This device is an essential component of Joshua’s treatment. It was inserted into his chest under general anaesthetic on day 2 of being in hospital, back in November 2019.
Children who are regularly given A LOT of medication (such as antibiotics and chemotherapy) and need blood tests relentlessly, have one fitted. This port gives instant access to a large vein. It is under the skin, you can’t see it and it can remain there for years.
This is supposed to make life easy. But Joshua is 2, and nothing is apparently easy.
Above his nipple is a small metal chamber. To access it, the nurses stab through Joshua’s skin directly into this chamber. It probably is an unpleasant sharp sting; but the way he reacts, you’d think he was being tortured. He has to be pinned down on my lap (arms and legs flailing) whilst he is screaming and sweating. I have lost count of the times we have had to do this, but I have a silent sigh every time, because he gets so upset.
(In this picture you can see the plastic butterfly clasp that the needle is attached to, all stuck down to his skin with a sticky patch.)
Joshua doesn’t have his port accessed all the time. The needle and catheter hanging off it, only last about a week. And then it has to be changed for a fresh one. When we’re at home, I’m not very relaxed when the needle is attached because he has an extremely cavalier approach to health and safety.

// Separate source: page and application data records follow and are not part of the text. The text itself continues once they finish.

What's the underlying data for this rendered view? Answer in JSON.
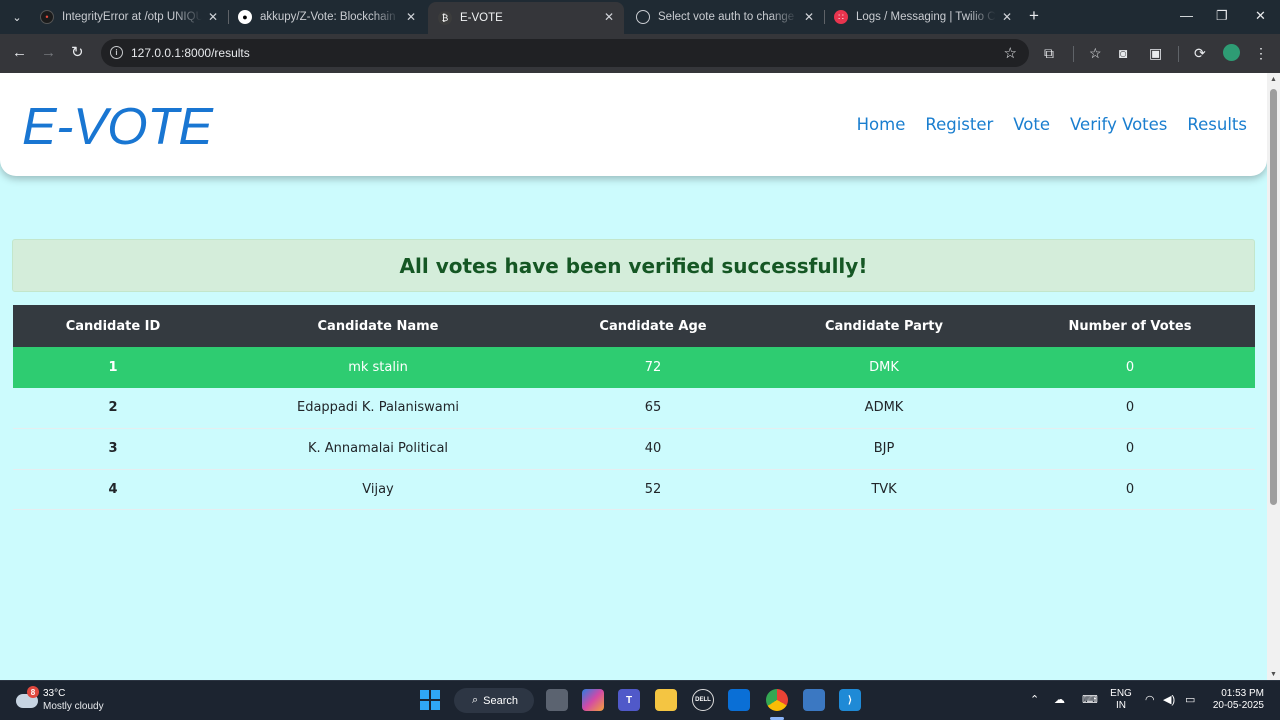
{
  "browser": {
    "tabs": [
      {
        "title": "IntegrityError at /otp UNIQUE c",
        "active": false
      },
      {
        "title": "akkupy/Z-Vote: Blockchain Base",
        "active": false
      },
      {
        "title": "E-VOTE",
        "active": true
      },
      {
        "title": "Select vote auth to change | Dj",
        "active": false
      },
      {
        "title": "Logs / Messaging | Twilio Cons",
        "active": false
      }
    ],
    "url": "127.0.0.1:8000/results"
  },
  "site": {
    "logo": "E-VOTE",
    "nav": [
      "Home",
      "Register",
      "Vote",
      "Verify Votes",
      "Results"
    ]
  },
  "alert": "All votes have been verified successfully!",
  "table": {
    "headers": [
      "Candidate ID",
      "Candidate Name",
      "Candidate Age",
      "Candidate Party",
      "Number of Votes"
    ],
    "rows": [
      {
        "id": "1",
        "name": "mk stalin",
        "age": "72",
        "party": "DMK",
        "votes": "0"
      },
      {
        "id": "2",
        "name": "Edappadi K. Palaniswami",
        "age": "65",
        "party": "ADMK",
        "votes": "0"
      },
      {
        "id": "3",
        "name": "K. Annamalai Political",
        "age": "40",
        "party": "BJP",
        "votes": "0"
      },
      {
        "id": "4",
        "name": "Vijay",
        "age": "52",
        "party": "TVK",
        "votes": "0"
      }
    ],
    "highlight_color": "#2ecc71"
  },
  "taskbar": {
    "weather_temp": "33°C",
    "weather_cond": "Mostly cloudy",
    "weather_badge": "8",
    "search": "Search",
    "lang_line1": "ENG",
    "lang_line2": "IN",
    "time": "01:53 PM",
    "date": "20-05-2025"
  }
}
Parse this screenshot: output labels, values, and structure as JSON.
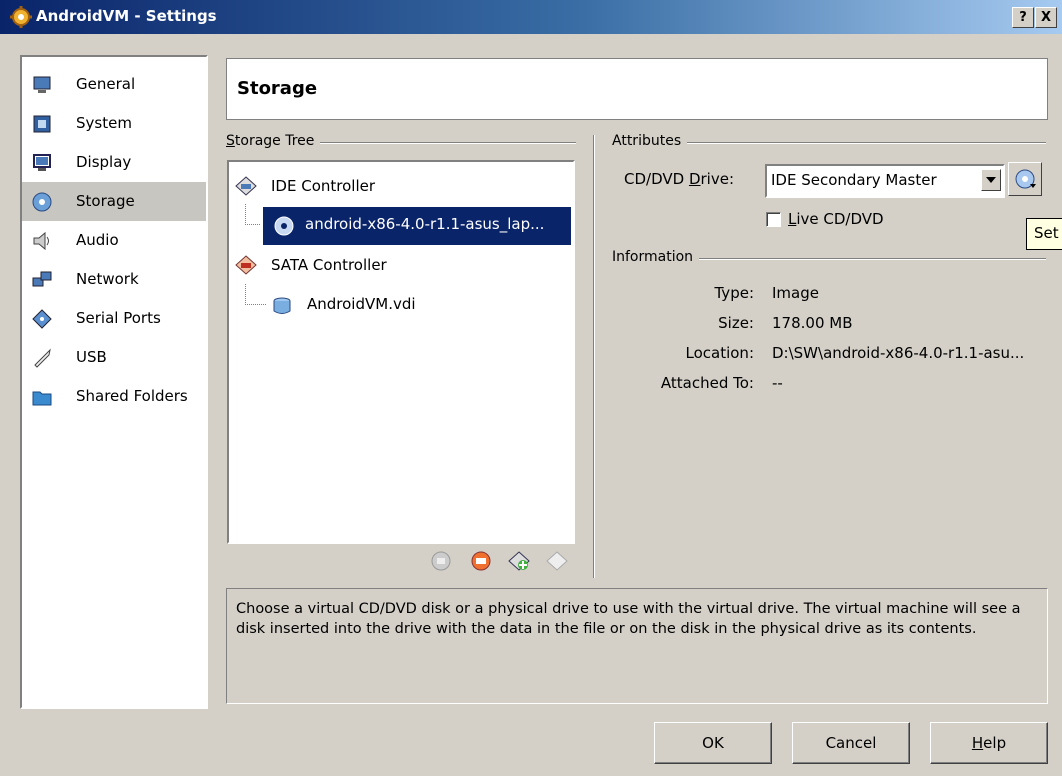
{
  "window": {
    "title": "AndroidVM - Settings",
    "help_btn": "?",
    "close_btn": "X"
  },
  "sidebar": {
    "items": [
      {
        "label": "General",
        "icon": "monitor-icon"
      },
      {
        "label": "System",
        "icon": "chip-icon"
      },
      {
        "label": "Display",
        "icon": "display-icon"
      },
      {
        "label": "Storage",
        "icon": "disk-icon"
      },
      {
        "label": "Audio",
        "icon": "speaker-icon"
      },
      {
        "label": "Network",
        "icon": "network-icon"
      },
      {
        "label": "Serial Ports",
        "icon": "serial-port-icon"
      },
      {
        "label": "USB",
        "icon": "usb-icon"
      },
      {
        "label": "Shared Folders",
        "icon": "folder-icon"
      }
    ],
    "selected": "Storage"
  },
  "header": {
    "title": "Storage"
  },
  "storage_tree": {
    "label_prefix": "S",
    "label_rest": "torage Tree",
    "nodes": [
      {
        "label": "IDE Controller"
      },
      {
        "label": "android-x86-4.0-r1.1-asus_lap..."
      },
      {
        "label": "SATA Controller"
      },
      {
        "label": "AndroidVM.vdi"
      }
    ]
  },
  "attributes": {
    "group_label": "Attributes",
    "drive_label_pre": "CD/DVD ",
    "drive_label_u": "D",
    "drive_label_post": "rive:",
    "drive_value": "IDE Secondary Master",
    "live_u": "L",
    "live_rest": "ive CD/DVD",
    "tooltip": "Set"
  },
  "information": {
    "group_label": "Information",
    "rows": [
      {
        "label": "Type:",
        "value": "Image"
      },
      {
        "label": "Size:",
        "value": "178.00 MB"
      },
      {
        "label": "Location:",
        "value": "D:\\SW\\android-x86-4.0-r1.1-asu..."
      },
      {
        "label": "Attached To:",
        "value": "--"
      }
    ]
  },
  "description": "Choose a virtual CD/DVD disk or a physical drive to use with the virtual drive. The virtual machine will see a disk inserted into the drive with the data in the file or on the disk in the physical drive as its contents.",
  "buttons": {
    "ok": "OK",
    "cancel": "Cancel",
    "help_u": "H",
    "help_rest": "elp"
  }
}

His currently favourite hobby is standing on the arm of the sofa and dive bombing on to cushions. If it gets dislodged, that’s an instant trip to hospital. And bath time is fraught because he likes pretending to swim; you can’t immerse this in water (especially water that you wash your dirty bum in.)
My resting heart rate is lower, when it’s been removed. Ahh and breathe…